CBC News: http://www.cbc.ca/news/
CTV News: http://montreal.ctv.ca/
Le Devoir: http://www.ledevoir.com/
La Presse: http://www.lapresse.ca/

The Student’s Strike in Quebec 

Yesterday, Quebec‘s Minister of Labour, Madame Michelle Courchesne, walked away from the negotiations table.  In other words, the Government has walked out on the students.

I wonder whether or not negotiating tuition fees with those who pay tuition fees can lead to a resolution of the conflict. These negotiations may be unrealistic.  If the students do no think they should pay for their education, why negotiate tuition fees?  They now look upon a free education as their right. Their collective behavior reveals a form of entitlement.

The Myth of Sisyphus (Greek Mythology) is, I believe, a metaphorically appropriate description of the current situation.  Sisyphus had to push a boulder to the top of a hill only to see it fall again and again.  If the students do not accept a compromise, and it appears they will not, they too will be pushing the boulder up the hill only to see it fall time and again, as was Sisyphus’s fate.  Governments cannot give what  they do not have and increasing taxes is out of the question.

The former Quebec Minister of Education resigned and left politics and Madame Courchesne, her successor, has walked away from the table.  As for the students, did they even come to the table?  What they want is a free education.

At any rate, why is the government negotiating tuition fees with the students?  Have the people of Quebec not elected representatives into office and given these representatives the degree of authority they require to carry out their responsibilities?

Breaking News:

I just ran to the radio and heard that the Premier had said that only an election would lead to a resolution.  If indeed there are elections (the situation keeps changing) and Madame Pauline Marois is elected Premier, just how will her government pay for the students’ education? 

This situation remains an “assault on reason” (Al Gore) and the tail still wags the dog.

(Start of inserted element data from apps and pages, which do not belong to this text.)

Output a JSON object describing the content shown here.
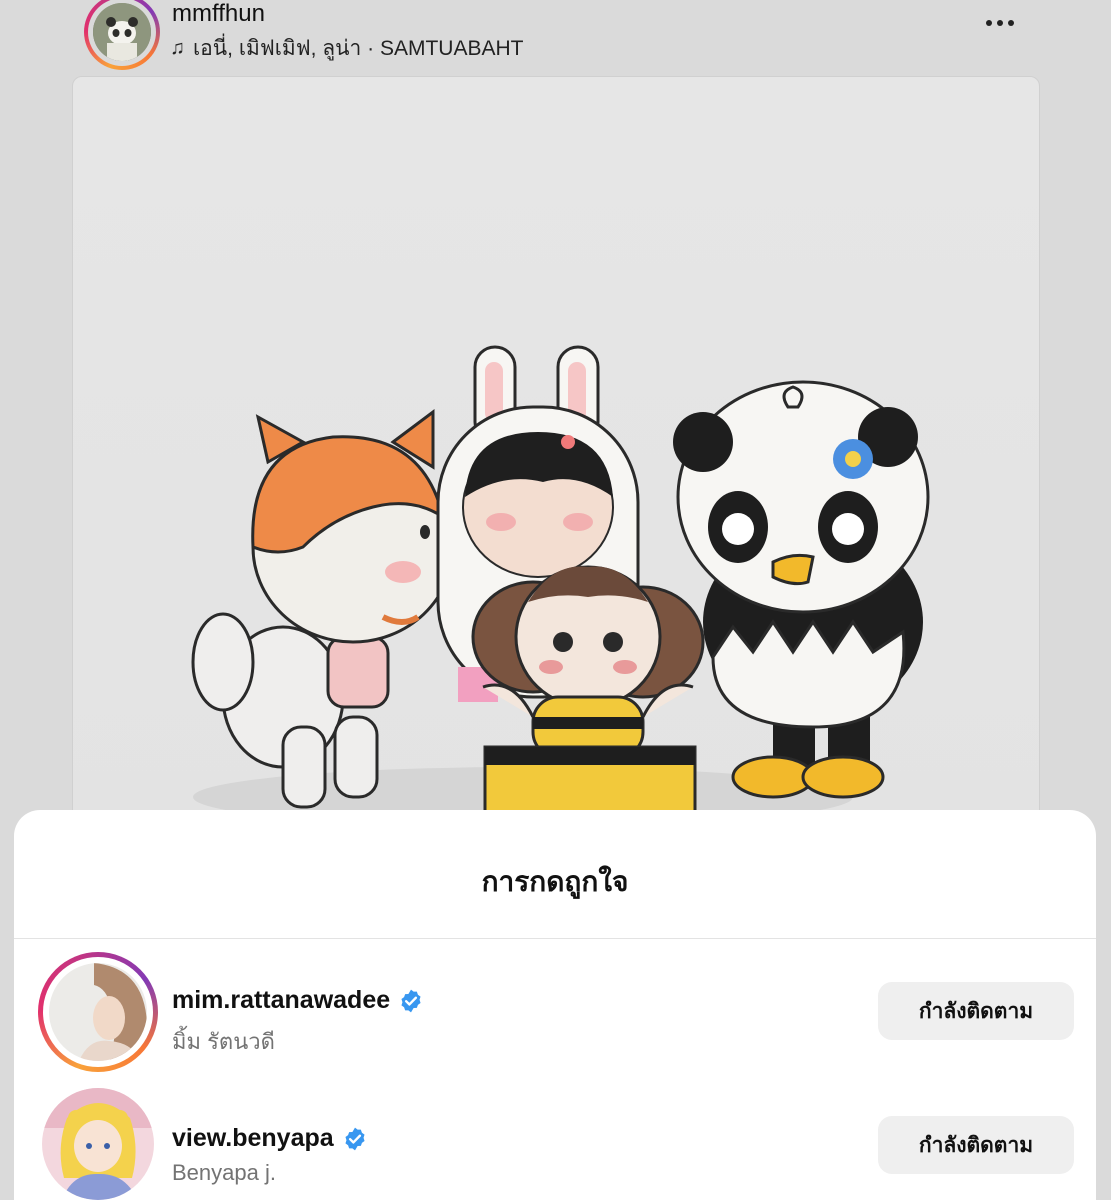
{
  "post": {
    "username": "mmffhun",
    "music": "เอนี่, เมิฟเมิฟ, ลูน่า · SAMTUABAHT",
    "music_icon": "music-note-icon",
    "more_icon": "more-options-icon"
  },
  "likes_sheet": {
    "title": "การกดถูกใจ",
    "users": [
      {
        "username": "mim.rattanawadee",
        "full_name": "มิ้ม รัตนวดี",
        "verified": true,
        "has_story": true,
        "button_label": "กำลังติดตาม"
      },
      {
        "username": "view.benyapa",
        "full_name": "Benyapa j.",
        "verified": true,
        "has_story": false,
        "button_label": "กำลังติดตาม"
      }
    ]
  },
  "colors": {
    "verified": "#3897f0",
    "button_bg": "#efefef",
    "secondary_text": "#737373"
  }
}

I managed to insert a video into this post, but somehow, I did not do it correctly.  My apologies.

© Micheline Walker
June 1st, 2012